Born at Kumilnga, west of the Pollock Hills in Western Australia, Naata Nungurrayi was about 30 years of age when she encountered the welfare patrol in 1963 and was brought with her family to Papunya the flowing year. Forced to leave behind her beloved desert homelands, the memory of these places and the life she led there continues to provide the wellspring of her inspiration and the subject matter for her highly sought after paintings. After initially moving to Docker River with family members in the late 1970’s she finally settled in the KIntore region in the early 1980’s. Naata began painting for Papunya Tula Artists in 1996, encouraged by the arts coordinator at Haasts Bluff, Marina Strochi who was immediately impressed by her particular style. She participated in Papunya group exhibitions for the first time during the following year including exhibitions during the Desert Mob weekend and at Chapman Gallery in Canberra.

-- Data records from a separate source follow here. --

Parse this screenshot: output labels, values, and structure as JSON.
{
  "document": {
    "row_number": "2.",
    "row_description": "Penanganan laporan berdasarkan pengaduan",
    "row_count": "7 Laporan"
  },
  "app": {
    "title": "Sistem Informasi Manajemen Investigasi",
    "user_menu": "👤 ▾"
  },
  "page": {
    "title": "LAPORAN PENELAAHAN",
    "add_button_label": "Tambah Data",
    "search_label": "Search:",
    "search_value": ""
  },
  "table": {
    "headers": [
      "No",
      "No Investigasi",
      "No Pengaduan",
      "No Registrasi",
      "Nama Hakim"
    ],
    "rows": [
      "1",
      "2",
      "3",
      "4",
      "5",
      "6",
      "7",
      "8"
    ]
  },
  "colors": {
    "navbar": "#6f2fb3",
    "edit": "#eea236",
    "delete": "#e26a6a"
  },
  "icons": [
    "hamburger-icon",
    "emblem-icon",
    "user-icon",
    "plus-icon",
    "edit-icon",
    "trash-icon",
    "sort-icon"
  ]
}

Naata’s paintings combine the carefully composed geometric style that developed at Papunya amongst the Pintupi painting men, with the looser technique and more painterly organic style introduced by the women after the paintings camps of the early and mid 1990’s. She was included in the exhibition Twenty-Five Years and Beyond at Flinders University Art Museum in 2000 and Papunya Tula: Genesis and Genius at the At Gallery of NSW during the same year.
Now in her seventies, Naata is one of the leading Kintore women artists and a respected elder within the Pintupi tribal group. Traditional initiation into the sacred knowledge of Women’s Law has given Naata the authority to paint designs depicting women’s sites and journeys and the sacred ceremonies they performed. The designs women painted on their bodies during these ceremonies are carried over onto the picture surface and project the same rhythmic quality felt in a live performance. These ceremonies enact and celebrate the ancestral Tingari women who, like the Tingari men, also travel the vast stretches of country, creating and shaping the features and creatures of the landscape and teaching the ways of survival within this often physically demanding terrain. Naata includes visual references to the food collected, the waterholes they visited and the encampments where they came together in large groups to share their wisdom and teach the young. Her preference for pale creamy ochres imparts a calming softness to her paintings while her unhurried compositions seem to bring all elements together with a spacious sense of harmony and inclusiveness. Like other women artists of her painting group, Naata likes to apply paint thickly, as though molding a rich and textured surface, reflecting her feel for the earth, which underscores her own spiritual and cultural foundations and that of her people.
Much like her contemporary Walangkura Napanangka, she is able to paint in a number of quite different yet consistent styles and can be quite adventurous with colour given the opportunity. Her most successful works at auction, however, have been created in relatively conventional ochre tones, while those that contain bright pinks, reds, or laden with orange and yellow ochres have tended to be less popular.
Her imagery varies from strikingly bold compositions created gesturally, to tight grids with contrasting in-filled dotting. Most recognisable are her paintings in which scallop shaped sites, denoting women, sweep in from the borders of the painted surface enclosing a combination of scattered roundels and striated bands and works consisting of an irregular grid, most effective when the colouring is subtle and the shading results in a clever balance.
Naata is the sister of George Tjungurrayi and Nancy Nungurrayi who are also highly sought after artists. In recent years, Naata along with George, Nancy, and her son, Kenny Williams Tjampitjinpa, have painted principally for Chris Simon of Yanda Art in Alice Springs, as well as a small number of others. The fact that artists of this calibre have been producing high quality works for others outside of their ‘official’ art centre has resulted in a great deal of tension between Papunya Tula and a number of independent dealers operating in Alice Springs. Much of the contemporary politics surrounding industry ethics has stemmed from such disputes. Yet Naata seems oblivious to this as she consistently produced works of the highest calibre while moving freely between Alice Springs and her country, deep in Central Australia. While her paintings have travelled the world, appearing in important exhibitions and have become amongst the most collectable of all Aboriginal art, Naata herself appears unaffected by it all, preferring to remain close to her family and her beloved country and eschewing the debate over ‘provenance’ that has spread like a brush fire around her. Should anyone doubt that she is being remunerated and cared for in an exemplary fashion, they need only look to the quality of her output for reassurance. Her works consistently border on the sublime.